It is essentially a massive conveyor system, advecting moisture from the warmer tropical areas to the southern temperate regions. If the mid-level trough is absent, cloud formation does not happen and we do not get rain. If it is active as it is supposed to be in summer, cloud formation is extensive and rain occurs, usually over the interior above the escarpment.

But the mid-level trough’s position is not static. It shifts all the time from west to east and sometimes vice versa depending on the strength and relative positions of the two major systems that drive it, one on its western side and the other on its eastern side.

The first system, the one west of the trough, is the South Atlantic high pressure cell. If this cell is far offshore, the mid-level trough tends to favour Namibia’s west. It will then run from Angola’s south-western corner entering Namibia more or less over Ruacana and run straight through the country into South Africa’s Northern Cape province. This is when the rainfall bias is over the western half of the country.

As the South Atlantic high moves closer to shore, it pushed the trough to the east. Then it usually enters Namibia over the Ohangwena region and departs between Buitepos and Aminuis into Botswana. This is when the rainfall bias is over the Kavango and the Kalahari areas. We have seen this multiple times during the past three months.

On the trough’s eastern side is the so-called subcontinental anti-cyclonic circulation. This is also a regular feature of the whole of southern Africa’s weather and its northern perimeter is what brings warm, moist tropical air into the subcontinent’s interior including Namibia.

Since the high moves in from the south-west and the anti-cyclonic circulation from the north-east, it means the two systems have to meet somewhere and most of the time it is over Namibia. The result of this system clash is the mid-level trough and it always runs from north to south.

What we have seen lately is a very active trough but its effect was moderated on the surface level by the persistent presence of the South Atlantic high pressure cell. Visually, we observed it in the cool mornings (air from the south) while overhead there was ample cloud (air from the north).

The implication for us is that the rain season, although past its summer peak, still has some life in it and as long as current conditions remain stable, there is still a small expectation of rainfall albeit only isolated showers.

This past week, the core of the South Atlantic high was situated about 1000 km offshare and it quickly moved southwards as it started to migrate around the continent. This created ample space for a well-demarcated, strong mid-level trough, situated so far to the west that by Thursday it covered most of the coastal plane from the Kunene in the north to the Orange in the south.

With such low pressure conditions over the coastal plain and somewhat higher pressures over the Botswana interior, it sets us up for another phenomenon that is very local but usually restricted to winter – Oosweer.
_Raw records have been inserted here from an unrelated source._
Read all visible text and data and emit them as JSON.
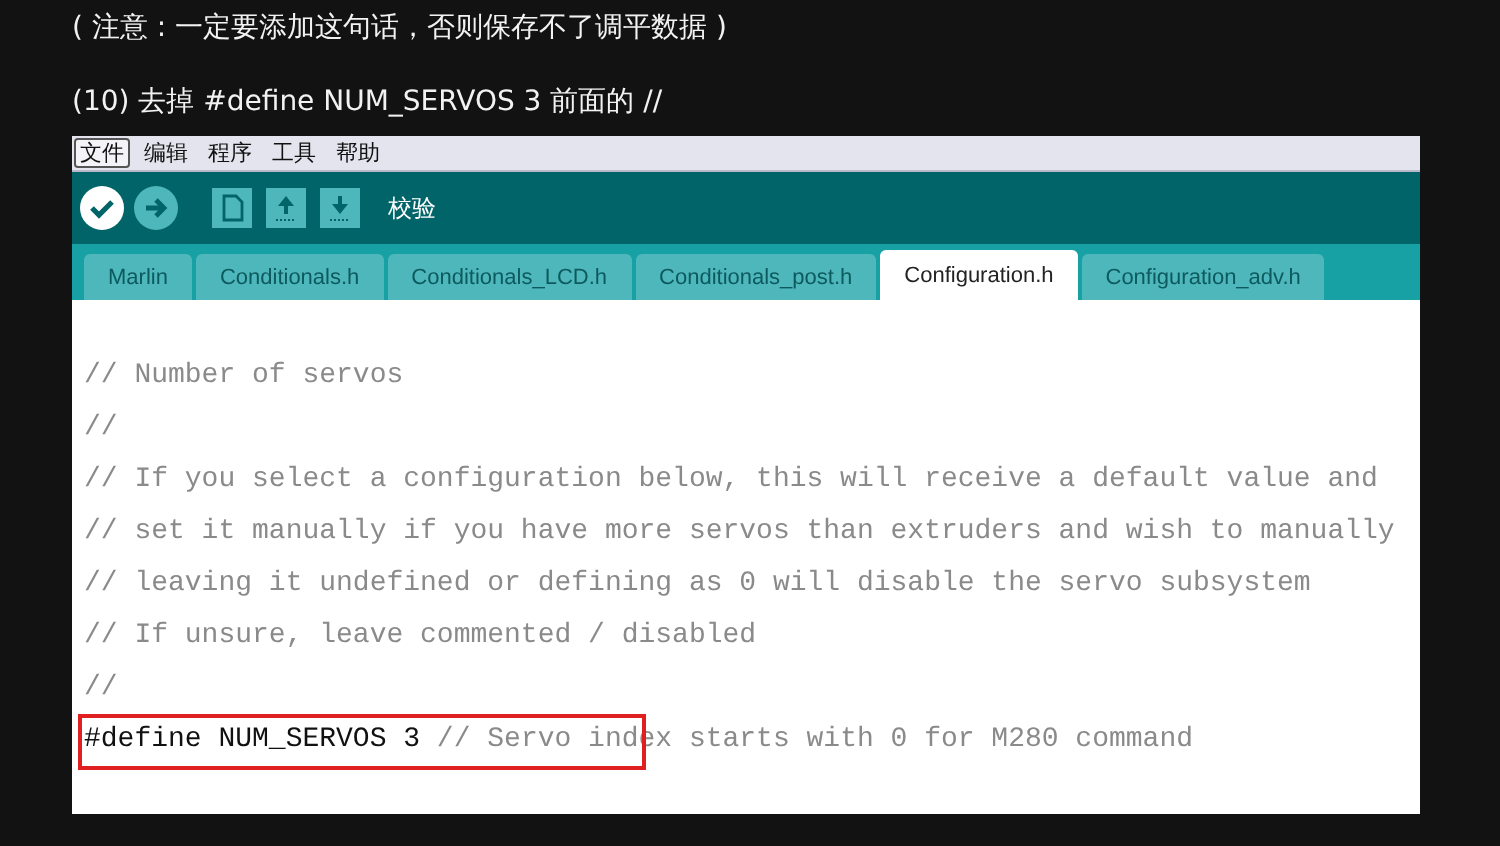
{
  "note": "( 注意 : 一定要添加这句话，否则保存不了调平数据 )",
  "step": "(10) 去掉 #define NUM_SERVOS 3 前面的 //",
  "ide": {
    "menu": [
      {
        "label": "文件",
        "selected": true
      },
      {
        "label": "编辑",
        "selected": false
      },
      {
        "label": "程序",
        "selected": false
      },
      {
        "label": "工具",
        "selected": false
      },
      {
        "label": "帮助",
        "selected": false
      }
    ],
    "toolbar": {
      "buttons": [
        {
          "kind": "verify"
        },
        {
          "kind": "upload"
        },
        {
          "kind": "new"
        },
        {
          "kind": "open"
        },
        {
          "kind": "save"
        }
      ],
      "label": "校验"
    },
    "tabs": [
      {
        "label": "Marlin",
        "selected": false
      },
      {
        "label": "Conditionals.h",
        "selected": false
      },
      {
        "label": "Conditionals_LCD.h",
        "selected": false
      },
      {
        "label": "Conditionals_post.h",
        "selected": false
      },
      {
        "label": "Configuration.h",
        "selected": true
      },
      {
        "label": "Configuration_adv.h",
        "selected": false
      }
    ],
    "code": [
      {
        "kind": "comment",
        "text": "// Number of servos"
      },
      {
        "kind": "comment",
        "text": "//"
      },
      {
        "kind": "comment",
        "text": "// If you select a configuration below, this will receive a default value and"
      },
      {
        "kind": "comment",
        "text": "// set it manually if you have more servos than extruders and wish to manually"
      },
      {
        "kind": "comment",
        "text": "// leaving it undefined or defining as 0 will disable the servo subsystem"
      },
      {
        "kind": "comment",
        "text": "// If unsure, leave commented / disabled"
      },
      {
        "kind": "comment",
        "text": "//"
      },
      {
        "kind": "define",
        "code": "#define NUM_SERVOS 3",
        "comment": "// Servo index starts with 0 for M280 command",
        "highlighted": true
      }
    ]
  }
}
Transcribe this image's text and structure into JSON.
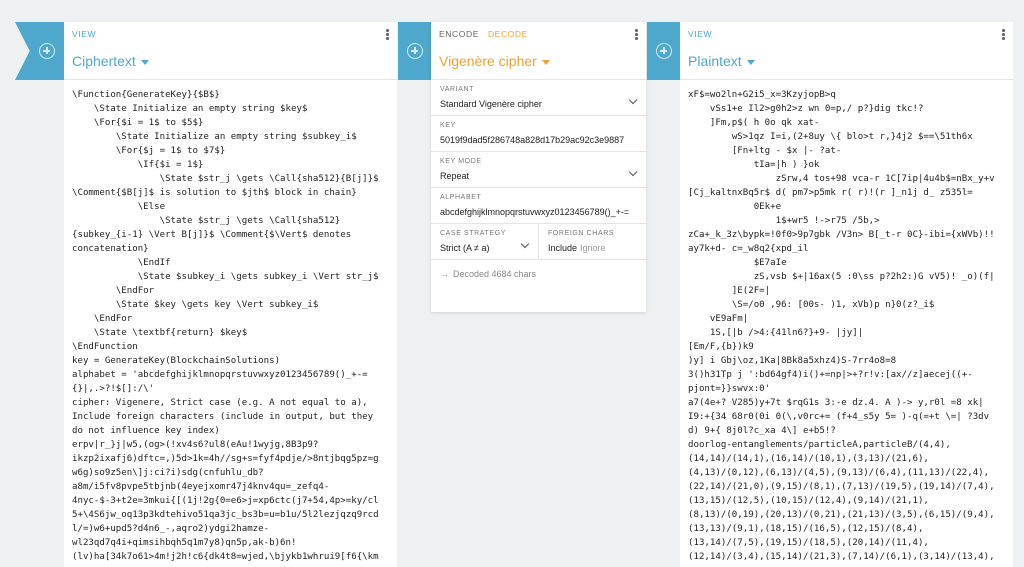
{
  "left": {
    "tab": "VIEW",
    "title": "Ciphertext",
    "content": "\\Function{GenerateKey}{$B$}\n    \\State Initialize an empty string $key$\n    \\For{$i = 1$ to $5$}\n        \\State Initialize an empty string $subkey_i$\n        \\For{$j = 1$ to $7$}\n            \\If{$i = 1$}\n                \\State $str_j \\gets \\Call{sha512}{B[j]}$\n\\Comment{$B[j]$ is solution to $jth$ block in chain}\n            \\Else\n                \\State $str_j \\gets \\Call{sha512}\n{subkey_{i-1} \\Vert B[j]}$ \\Comment{$\\Vert$ denotes\nconcatenation}\n            \\EndIf\n            \\State $subkey_i \\gets subkey_i \\Vert str_j$\n        \\EndFor\n        \\State $key \\gets key \\Vert subkey_i$\n    \\EndFor\n    \\State \\textbf{return} $key$\n\\EndFunction\nkey = GenerateKey(BlockchainSolutions)\nalphabet = 'abcdefghijklmnopqrstuvwxyz0123456789()_+-=\n{}|,.>?!$[]:/\\'\ncipher: Vigenere, Strict case (e.g. A not equal to a),\nInclude foreign characters (include in output, but they\ndo not influence key index)\nerpv|r_}j|w5,(og>(!xv4s6?ul8(eAu!1wyjg,8B3p9?\nikzp2ixafj6)dftc=,)5d>1k=4h//sg+s=fyf4pdje/>8ntjbqg5pz=g\nw6g)so9z5en\\]j:ci?i)sdg(cnfuhlu_db?\na8m/i5fv8pvpe5tbjnb(4eyejxomr47j4knv4qu=_zefq4-\n4nyc-$-3+t2e=3mkui{[(1j!2g{0=e6>j=xp6ctc(j7+54,4p>=ky/cl\n5+\\4S6jw_oq13p3kdtehivo51qa3jc_bs3b=u=b1u/5l2lezjqzq9rcd\nl/=)w6+upd5?d4n6_-,aqro2)ydgi2hamze-\nwl23qd7q4i+qimsihbqh5q1m7y8)qn5p,ak-b)6n!\n(lv)ha[34k7o61>4m!j2h!c6{dk4t8=wjed,\\bjykb1whrui9[f6{\\km"
  },
  "middle": {
    "tab_encode": "ENCODE",
    "tab_decode": "DECODE",
    "title": "Vigenère cipher",
    "variant_label": "VARIANT",
    "variant_value": "Standard Vigenère cipher",
    "key_label": "KEY",
    "key_value": "5019f9dad5f286748a828d17b29ac92c3e9887",
    "key_mode_label": "KEY MODE",
    "key_mode_value": "Repeat",
    "alphabet_label": "ALPHABET",
    "alphabet_value": "abcdefghijklmnopqrstuvwxyz0123456789()_+-=",
    "case_label": "CASE STRATEGY",
    "case_value": "Strict (A ≠ a)",
    "foreign_label": "FOREIGN CHARS",
    "foreign_include": "Include",
    "foreign_ignore": "Ignore",
    "status": "Decoded 4684 chars"
  },
  "right": {
    "tab": "VIEW",
    "title": "Plaintext",
    "content": "xF$=wo2ln+G2i5_x=3KzyjopB>q\n    vSs1+e Il2>g0h2>z wn 0=p,/ p?}dig tkc!?\n    ]Fm,p$( h 0o qk xat-\n        wS>1qz I=i,(2+8uy \\{ blo>t r,}4j2 $==\\51th6x\n        [Fn+ltg - $x |- ?at-\n            tIa=|h ) }ok\n                zSrw,4 tos+98 vca-r 1C[7ip|4u4b$=nBx_y+v\n[Cj_kaltnxBq5r$ d( pm7>p5mk r( r)!(r ]_n1j d_ z535l=\n            0Ek+e\n                1$+wr5 !->r75 /5b,>\nzCa+_k_3z\\bypk=!0f0>9p7gbk /V3n> B[_t-r 0C}-ibi={xWVb)!!\nay7k+d- c=_w8q2{xpd_il\n            $E7aIe\n            zS,vsb $+|16ax(5 :0\\ss p?2h2:)G vV5)! _o)(f|\n        ]E(2F=|\n        \\S=/o0 ,96: [00s- )1, xVb)p n}0(z?_i$\n    vE9aFm|\n    1S,[|b />4:{41ln6?}+9- |jy]|\n[Em/F,{b})k9\n)y] i Gbj\\oz,1Ka|8Bk8a5xhz4)S-7rr4o8=8\n3()h31Tp j ':bd64gf4)i()+=np|>+?r!v:[ax//z]aecej((+-\npjont=}}swvx:0'\na7(4e+? V285)y+7t $rqG1s 3:-e dz.4. A )-> y,r0l =8 xk|\nI9:+{34 68r0(0i 0(\\,v0rc+= (f+4_s5y 5= )-q(=+t \\=| ?3dv\nd) 9+{ 8j0l?c_xa 4\\] e+b5!?\ndoorlog-entanglements/particleA,particleB/(4,4),\n(14,14)/(14,1),(16,14)/(10,1),(3,13)/(21,6),\n(4,13)/(0,12),(6,13)/(4,5),(9,13)/(6,4),(11,13)/(22,4),\n(22,14)/(21,0),(9,15)/(8,1),(7,13)/(19,5),(19,14)/(7,4),\n(13,15)/(12,5),(10,15)/(12,4),(9,14)/(21,1),\n(8,13)/(0,19),(20,13)/(0,21),(21,13)/(3,5),(6,15)/(9,4),\n(13,13)/(9,1),(18,15)/(16,5),(12,15)/(8,4),\n(13,14)/(7,5),(19,15)/(18,5),(20,14)/(11,4),\n(12,14)/(3,4),(15,14)/(21,3),(7,14)/(6,1),(3,14)/(13,4),"
  },
  "colors": {
    "accent": "#4ea8cd",
    "orange": "#f0a030"
  }
}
There is a good chance that the central coast will see some mild Oosweer over the Easter weekend while rainy conditions may be present along the entire length of the escarpment.

On the Radar

For the next few days, the rain bias is firmly in the north-west from around Outapi westwards to the Kunene Mouth.

By Sunday, this activity has more or less played out and the rainbearing system moves to the interior. With a persistent northerly airflow, cloud formation should be widespread over the interior but thin.

For Monday, Tuesday and Wednesday, there is reasonable chance of light rain over most of Namibia south of Etosha. This includes the Hardap and Karas regions but the southern Namib and the western sections of the two southern regions are excluded.

The south-western quadrant will experience considerably cooler nights from Good Friday until Tuesday next week.


About The Author


In Memoriam. The weekly weather column is compiled by the editor in honour of the legacy of John Olszewski, the widely respected and well-known weatherman of Namibia. After writing the weather column for more than twelve years, he has left an indelible mark at the Economist, and the technical ability among the editorial staff to "read" the maps that he so often consulted. - Ed.

Rain Rate >UTC + 2 hrs = Namibian Time<